•  The BIR prefers local comparables over regional/international comparables. However, it should be noted that use of local comparables may be limited by the lack of financial information available in third-party databases to be used in the financial/economic analysis. Alternative methods (i.e. requesting financial statements from relevant government agencies) are necessary to secure the financial information of local comparables.

•  The current transfer pricing examinations by revenue officials seem to be focused on certain taxpayers: (1) financial institutions, (2) large conglomerates and (3) major MNEs.

•  Common related party transactions involving local entities that may be assessed by the BIR include, but are not limited to, the following:

o  Provision for administrative and other support (back-end) services;
o  Outsourced from-end services;
o  Shared services and intra-group services;
o  Sale and distribution of goods;
o  Manufacturing of goods (both full-fledged and toll);
o  Royalties and transactions involving intangible assets;
o  Lease of real properties; and
o  Interest on intercompany advances/loans.

•  The Philippines has a significant number a service-oriented entities, although these entities provide services to a different extent. Some entities may provide specialised services, while others may offer a wider range of services. Considering these differences, undertaking an accurate Functions, Assets and Risk analysis is crucial to determine potential comparables.

•  Additionally, certain factors such as: (1) transactions with counterparties in countries with low or zero tax rates, (2) companies with lower net operating profit as compared with peer companies in the same industry, and (3) companies with year-on-year losses, may trigger transfer pricing audits.

Impact of the BEPS Inclusive Framework membership

In joining the Inclusive Framework, a likely outcome is that transfer pricing issues may increasingly become a regular finding during tax audits, resulting in increased revenues for the BIR and hopefully more robust transfer pricing practices that can withstand the scrutiny of an audit, for taxpayers.

The tacit recognition of the OECD TPG in the Philippine Transfer Pricing Guidelines is a clear indication that the Philippines intends to adopt internationally accepted tax principles. After several years of little to no activity, the membership of the Philippines in the BEPS Inclusive Framework highlights the renewed commitment of the Philippines to adopt international tax standards and to join the global effort to create a fair tax system which crosses boundaries and jurisdictions.

At the same time, the BIR is ramping up its capabilities and is exerting substantial effort in modernising and digitalising its services. This transformation is expected to apply not only to the tax administration, but also in the adoption of international tax principles, such as transfer pricing.

While not yet reaching mainstream tax consciousness, transfer pricing issues are slowly arising in assessments of multinational entities and large conglomerates, which is in tandem with the slow build-up of the BIR’s ability to conduct transfer pricing audits. The BEPS Inclusive Framework membership would only work to highlight and provide emphasis on transfer pricing. As compared with the broader concept of the Two-Pillar solution, transfer pricing is significantly more advanced in the Philippines in terms of familiarity and administrative steps at implementation.
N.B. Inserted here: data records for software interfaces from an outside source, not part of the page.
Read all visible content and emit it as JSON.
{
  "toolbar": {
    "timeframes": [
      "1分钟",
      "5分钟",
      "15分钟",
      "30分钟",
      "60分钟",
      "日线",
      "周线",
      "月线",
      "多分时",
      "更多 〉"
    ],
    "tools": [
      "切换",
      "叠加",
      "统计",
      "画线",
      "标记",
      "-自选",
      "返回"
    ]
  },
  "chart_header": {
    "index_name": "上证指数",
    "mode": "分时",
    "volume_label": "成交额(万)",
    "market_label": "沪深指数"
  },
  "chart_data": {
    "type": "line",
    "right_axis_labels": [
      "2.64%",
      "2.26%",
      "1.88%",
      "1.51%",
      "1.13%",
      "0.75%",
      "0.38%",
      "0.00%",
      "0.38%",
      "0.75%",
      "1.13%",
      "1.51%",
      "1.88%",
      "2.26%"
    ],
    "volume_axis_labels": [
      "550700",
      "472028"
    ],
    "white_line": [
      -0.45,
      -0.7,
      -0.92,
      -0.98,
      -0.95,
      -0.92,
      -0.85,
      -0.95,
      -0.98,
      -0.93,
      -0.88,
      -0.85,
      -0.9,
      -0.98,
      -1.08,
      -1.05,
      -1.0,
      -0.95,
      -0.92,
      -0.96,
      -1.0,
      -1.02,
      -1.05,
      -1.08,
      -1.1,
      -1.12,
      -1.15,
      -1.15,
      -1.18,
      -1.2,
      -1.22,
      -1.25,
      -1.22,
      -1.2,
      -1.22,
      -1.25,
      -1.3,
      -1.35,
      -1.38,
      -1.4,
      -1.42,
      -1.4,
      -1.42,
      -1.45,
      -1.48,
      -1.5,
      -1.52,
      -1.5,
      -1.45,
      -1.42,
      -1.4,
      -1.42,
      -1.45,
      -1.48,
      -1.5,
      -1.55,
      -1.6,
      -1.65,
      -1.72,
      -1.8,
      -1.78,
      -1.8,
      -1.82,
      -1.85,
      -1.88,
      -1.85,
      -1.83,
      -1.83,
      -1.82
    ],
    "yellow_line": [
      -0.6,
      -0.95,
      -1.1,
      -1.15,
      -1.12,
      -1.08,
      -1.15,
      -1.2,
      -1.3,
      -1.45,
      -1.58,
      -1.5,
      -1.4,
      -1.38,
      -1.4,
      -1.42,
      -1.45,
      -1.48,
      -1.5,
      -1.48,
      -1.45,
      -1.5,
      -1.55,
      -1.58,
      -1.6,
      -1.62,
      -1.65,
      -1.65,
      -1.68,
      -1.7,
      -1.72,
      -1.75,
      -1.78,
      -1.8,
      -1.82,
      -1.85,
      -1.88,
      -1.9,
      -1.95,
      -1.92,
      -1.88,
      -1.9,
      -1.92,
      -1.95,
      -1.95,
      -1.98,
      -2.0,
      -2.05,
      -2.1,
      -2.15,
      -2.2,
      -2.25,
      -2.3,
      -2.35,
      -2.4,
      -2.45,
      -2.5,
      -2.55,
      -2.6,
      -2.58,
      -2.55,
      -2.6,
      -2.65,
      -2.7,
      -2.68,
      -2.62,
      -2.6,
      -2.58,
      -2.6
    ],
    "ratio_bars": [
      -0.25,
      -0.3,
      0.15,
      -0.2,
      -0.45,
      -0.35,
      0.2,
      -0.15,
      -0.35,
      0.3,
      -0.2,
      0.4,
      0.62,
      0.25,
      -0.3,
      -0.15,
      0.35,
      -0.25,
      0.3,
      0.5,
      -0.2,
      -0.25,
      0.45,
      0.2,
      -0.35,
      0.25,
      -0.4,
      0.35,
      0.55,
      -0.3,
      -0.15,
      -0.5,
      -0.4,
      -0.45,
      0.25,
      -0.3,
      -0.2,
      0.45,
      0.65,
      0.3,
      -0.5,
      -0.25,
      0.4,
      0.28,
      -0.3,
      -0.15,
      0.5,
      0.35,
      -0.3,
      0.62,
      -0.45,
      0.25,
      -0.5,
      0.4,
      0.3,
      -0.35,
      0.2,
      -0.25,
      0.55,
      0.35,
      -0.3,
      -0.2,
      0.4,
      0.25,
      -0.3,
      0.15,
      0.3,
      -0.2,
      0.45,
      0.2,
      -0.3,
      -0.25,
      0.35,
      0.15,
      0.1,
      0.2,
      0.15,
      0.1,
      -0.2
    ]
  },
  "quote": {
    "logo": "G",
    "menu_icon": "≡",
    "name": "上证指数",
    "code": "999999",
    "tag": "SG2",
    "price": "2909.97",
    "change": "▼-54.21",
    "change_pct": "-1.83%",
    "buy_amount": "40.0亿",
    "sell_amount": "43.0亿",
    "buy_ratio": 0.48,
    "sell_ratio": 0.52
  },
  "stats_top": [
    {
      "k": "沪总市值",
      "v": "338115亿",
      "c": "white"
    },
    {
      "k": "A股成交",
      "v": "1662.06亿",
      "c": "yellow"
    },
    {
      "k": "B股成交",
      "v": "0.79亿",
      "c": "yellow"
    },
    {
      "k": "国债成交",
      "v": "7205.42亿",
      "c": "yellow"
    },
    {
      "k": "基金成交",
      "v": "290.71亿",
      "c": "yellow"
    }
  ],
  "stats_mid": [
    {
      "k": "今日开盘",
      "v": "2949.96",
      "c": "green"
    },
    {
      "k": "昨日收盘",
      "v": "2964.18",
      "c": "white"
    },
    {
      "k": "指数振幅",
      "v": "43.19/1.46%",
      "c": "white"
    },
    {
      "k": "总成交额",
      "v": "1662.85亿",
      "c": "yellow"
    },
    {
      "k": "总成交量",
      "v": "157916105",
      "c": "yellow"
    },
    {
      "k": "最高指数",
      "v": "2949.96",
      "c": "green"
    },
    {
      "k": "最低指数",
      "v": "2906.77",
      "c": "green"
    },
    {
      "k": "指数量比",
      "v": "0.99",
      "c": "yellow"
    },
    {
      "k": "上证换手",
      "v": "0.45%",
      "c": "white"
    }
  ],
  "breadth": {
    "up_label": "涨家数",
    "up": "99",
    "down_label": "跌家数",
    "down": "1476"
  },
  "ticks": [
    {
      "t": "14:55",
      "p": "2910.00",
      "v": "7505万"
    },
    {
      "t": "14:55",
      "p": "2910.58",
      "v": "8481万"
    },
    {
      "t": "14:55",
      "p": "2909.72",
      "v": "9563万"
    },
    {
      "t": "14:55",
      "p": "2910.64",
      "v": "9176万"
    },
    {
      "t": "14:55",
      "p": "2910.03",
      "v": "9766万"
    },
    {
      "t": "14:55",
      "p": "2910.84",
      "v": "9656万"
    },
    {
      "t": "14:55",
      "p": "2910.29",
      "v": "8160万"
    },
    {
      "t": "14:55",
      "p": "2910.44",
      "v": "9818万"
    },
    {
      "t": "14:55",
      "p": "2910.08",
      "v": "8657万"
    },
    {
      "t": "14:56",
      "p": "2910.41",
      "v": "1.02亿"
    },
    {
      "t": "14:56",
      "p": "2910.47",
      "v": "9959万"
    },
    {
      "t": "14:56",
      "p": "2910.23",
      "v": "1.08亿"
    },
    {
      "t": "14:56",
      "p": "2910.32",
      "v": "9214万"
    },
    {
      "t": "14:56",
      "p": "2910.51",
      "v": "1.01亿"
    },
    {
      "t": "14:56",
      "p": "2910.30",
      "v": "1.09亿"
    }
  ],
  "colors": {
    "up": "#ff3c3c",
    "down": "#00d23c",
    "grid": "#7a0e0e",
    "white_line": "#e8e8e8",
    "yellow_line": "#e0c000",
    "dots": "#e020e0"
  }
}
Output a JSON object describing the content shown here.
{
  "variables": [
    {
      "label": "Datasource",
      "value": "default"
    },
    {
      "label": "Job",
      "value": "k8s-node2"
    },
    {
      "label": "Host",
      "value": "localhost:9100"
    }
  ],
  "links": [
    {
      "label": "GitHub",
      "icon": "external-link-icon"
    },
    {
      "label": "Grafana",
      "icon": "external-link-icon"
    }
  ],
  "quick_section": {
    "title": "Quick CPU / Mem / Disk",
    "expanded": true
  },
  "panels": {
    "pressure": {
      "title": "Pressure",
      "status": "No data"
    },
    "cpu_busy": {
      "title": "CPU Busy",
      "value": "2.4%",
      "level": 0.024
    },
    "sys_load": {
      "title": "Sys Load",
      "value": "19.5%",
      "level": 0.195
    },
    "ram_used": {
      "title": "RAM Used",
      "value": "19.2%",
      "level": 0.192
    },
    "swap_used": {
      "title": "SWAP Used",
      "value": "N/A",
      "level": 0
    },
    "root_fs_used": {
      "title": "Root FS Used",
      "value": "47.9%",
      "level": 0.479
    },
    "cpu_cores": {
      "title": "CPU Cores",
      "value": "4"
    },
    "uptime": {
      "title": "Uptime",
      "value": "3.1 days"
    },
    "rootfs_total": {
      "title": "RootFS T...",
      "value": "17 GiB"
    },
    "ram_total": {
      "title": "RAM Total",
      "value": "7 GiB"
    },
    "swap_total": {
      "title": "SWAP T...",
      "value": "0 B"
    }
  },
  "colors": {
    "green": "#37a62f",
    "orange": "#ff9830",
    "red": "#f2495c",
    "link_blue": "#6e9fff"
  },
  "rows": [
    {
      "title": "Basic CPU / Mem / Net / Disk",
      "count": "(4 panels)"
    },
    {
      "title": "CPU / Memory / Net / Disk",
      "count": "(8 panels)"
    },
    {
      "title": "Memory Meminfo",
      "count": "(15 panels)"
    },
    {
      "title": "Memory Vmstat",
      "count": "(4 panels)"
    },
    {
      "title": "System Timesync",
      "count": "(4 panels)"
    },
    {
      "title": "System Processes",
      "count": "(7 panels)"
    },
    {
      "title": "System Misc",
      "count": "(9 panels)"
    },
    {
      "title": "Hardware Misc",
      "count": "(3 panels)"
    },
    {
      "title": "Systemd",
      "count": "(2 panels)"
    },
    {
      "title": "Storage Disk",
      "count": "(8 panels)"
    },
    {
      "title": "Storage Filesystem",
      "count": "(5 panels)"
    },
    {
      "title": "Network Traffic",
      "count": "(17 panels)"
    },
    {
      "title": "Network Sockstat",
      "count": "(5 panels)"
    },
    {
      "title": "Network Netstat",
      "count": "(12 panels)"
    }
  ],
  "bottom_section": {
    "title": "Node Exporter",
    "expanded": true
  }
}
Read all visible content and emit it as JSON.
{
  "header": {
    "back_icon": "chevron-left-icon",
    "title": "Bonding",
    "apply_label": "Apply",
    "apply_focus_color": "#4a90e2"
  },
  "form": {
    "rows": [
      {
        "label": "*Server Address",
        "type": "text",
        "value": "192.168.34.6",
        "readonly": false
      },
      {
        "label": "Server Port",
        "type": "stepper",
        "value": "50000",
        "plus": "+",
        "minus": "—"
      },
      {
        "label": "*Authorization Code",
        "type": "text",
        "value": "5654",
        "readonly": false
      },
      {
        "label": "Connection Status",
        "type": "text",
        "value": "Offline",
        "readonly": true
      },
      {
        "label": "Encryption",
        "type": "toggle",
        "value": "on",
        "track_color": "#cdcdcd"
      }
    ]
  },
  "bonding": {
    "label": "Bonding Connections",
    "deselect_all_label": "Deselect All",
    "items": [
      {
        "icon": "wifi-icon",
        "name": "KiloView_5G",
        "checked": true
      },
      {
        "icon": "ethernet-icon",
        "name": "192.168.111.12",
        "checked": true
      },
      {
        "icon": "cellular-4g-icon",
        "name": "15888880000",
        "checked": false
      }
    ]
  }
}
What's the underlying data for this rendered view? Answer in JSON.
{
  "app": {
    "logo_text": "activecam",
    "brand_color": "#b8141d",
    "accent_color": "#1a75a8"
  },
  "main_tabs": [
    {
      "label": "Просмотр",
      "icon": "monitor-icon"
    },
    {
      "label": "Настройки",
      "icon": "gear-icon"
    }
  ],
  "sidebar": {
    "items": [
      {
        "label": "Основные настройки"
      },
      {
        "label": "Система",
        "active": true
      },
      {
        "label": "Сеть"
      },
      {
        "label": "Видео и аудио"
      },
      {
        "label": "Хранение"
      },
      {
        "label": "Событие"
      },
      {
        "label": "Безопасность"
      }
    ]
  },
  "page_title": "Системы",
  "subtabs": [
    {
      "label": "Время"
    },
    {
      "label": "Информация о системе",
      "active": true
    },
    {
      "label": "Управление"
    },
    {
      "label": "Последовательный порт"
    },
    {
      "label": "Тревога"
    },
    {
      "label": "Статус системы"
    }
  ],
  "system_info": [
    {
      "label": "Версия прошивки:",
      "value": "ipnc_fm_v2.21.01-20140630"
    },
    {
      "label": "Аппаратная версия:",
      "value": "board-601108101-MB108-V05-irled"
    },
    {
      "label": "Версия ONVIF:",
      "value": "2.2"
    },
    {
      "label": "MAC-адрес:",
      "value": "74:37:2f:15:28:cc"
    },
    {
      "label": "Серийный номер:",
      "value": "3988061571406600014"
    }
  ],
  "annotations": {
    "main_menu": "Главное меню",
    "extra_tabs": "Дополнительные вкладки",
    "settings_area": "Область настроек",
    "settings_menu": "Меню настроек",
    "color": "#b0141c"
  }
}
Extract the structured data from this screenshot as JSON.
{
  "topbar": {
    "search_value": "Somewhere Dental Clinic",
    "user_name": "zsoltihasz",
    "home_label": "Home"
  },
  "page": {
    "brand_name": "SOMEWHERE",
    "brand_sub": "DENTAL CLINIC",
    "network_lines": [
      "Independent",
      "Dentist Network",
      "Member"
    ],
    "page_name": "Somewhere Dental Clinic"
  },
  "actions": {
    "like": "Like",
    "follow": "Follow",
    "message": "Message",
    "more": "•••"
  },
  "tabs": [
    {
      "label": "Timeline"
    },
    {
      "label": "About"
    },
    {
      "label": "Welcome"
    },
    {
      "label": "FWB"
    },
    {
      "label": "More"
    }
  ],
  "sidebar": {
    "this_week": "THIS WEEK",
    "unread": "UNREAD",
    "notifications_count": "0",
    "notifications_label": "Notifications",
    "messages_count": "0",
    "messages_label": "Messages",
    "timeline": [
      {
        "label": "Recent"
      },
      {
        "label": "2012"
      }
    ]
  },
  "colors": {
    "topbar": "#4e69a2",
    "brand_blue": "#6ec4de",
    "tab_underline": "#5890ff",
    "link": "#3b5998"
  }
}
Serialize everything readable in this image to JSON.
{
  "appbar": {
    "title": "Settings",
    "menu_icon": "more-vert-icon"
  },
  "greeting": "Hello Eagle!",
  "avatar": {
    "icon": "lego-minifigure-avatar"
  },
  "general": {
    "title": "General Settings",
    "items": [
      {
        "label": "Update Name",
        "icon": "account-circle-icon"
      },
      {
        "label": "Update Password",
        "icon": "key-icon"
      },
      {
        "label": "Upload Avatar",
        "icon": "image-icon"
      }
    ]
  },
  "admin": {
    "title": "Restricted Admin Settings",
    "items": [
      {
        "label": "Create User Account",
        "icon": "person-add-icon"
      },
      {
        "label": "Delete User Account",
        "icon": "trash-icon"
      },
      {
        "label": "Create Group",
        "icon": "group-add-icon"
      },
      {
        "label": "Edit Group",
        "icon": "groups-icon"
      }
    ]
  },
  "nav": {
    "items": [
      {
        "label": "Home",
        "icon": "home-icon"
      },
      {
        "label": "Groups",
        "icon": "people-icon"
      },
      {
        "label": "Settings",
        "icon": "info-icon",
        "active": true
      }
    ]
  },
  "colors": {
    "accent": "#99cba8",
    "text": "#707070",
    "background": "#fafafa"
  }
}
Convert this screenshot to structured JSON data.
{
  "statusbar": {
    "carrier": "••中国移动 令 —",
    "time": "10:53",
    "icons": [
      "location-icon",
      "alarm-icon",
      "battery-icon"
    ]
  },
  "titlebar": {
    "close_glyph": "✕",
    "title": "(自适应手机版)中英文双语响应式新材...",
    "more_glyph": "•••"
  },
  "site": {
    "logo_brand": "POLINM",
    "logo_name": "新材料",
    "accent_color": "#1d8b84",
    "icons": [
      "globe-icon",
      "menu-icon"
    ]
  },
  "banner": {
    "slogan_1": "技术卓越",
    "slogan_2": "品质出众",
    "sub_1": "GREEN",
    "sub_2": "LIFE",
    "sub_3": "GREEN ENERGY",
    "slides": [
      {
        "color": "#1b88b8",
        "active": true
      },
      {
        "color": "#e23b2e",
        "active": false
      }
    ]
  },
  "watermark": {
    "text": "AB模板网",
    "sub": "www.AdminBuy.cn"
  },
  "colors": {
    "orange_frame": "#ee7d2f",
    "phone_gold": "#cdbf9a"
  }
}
Concluding Thoughts

With the Philippines joining the Inclusive Framework on BEPS and assuming the Chairmanship of the Intergovernmental Group of Twenty-Four (G24) this year, it is inevitable that transfer pricing audits are going to be carried out on a much more regular basis. The BIR’s creation of the specific audit group focusing on Transfer Pricing and BEPS issues clearly indicates that this will be the new status quo. Therefore, taxpayers need to have in place good transfer pricing policies and documentation that will withstand the scrutiny of a transfer pricing audit.

For further inquiries regarding this alert, please contact:

Christine Schwarzl
Associate Principal, Taxise Asia LLC
+65 9627 1649

Jomel N. Manaig
Junior Partner (BDB Law)
+63 2 8403 2001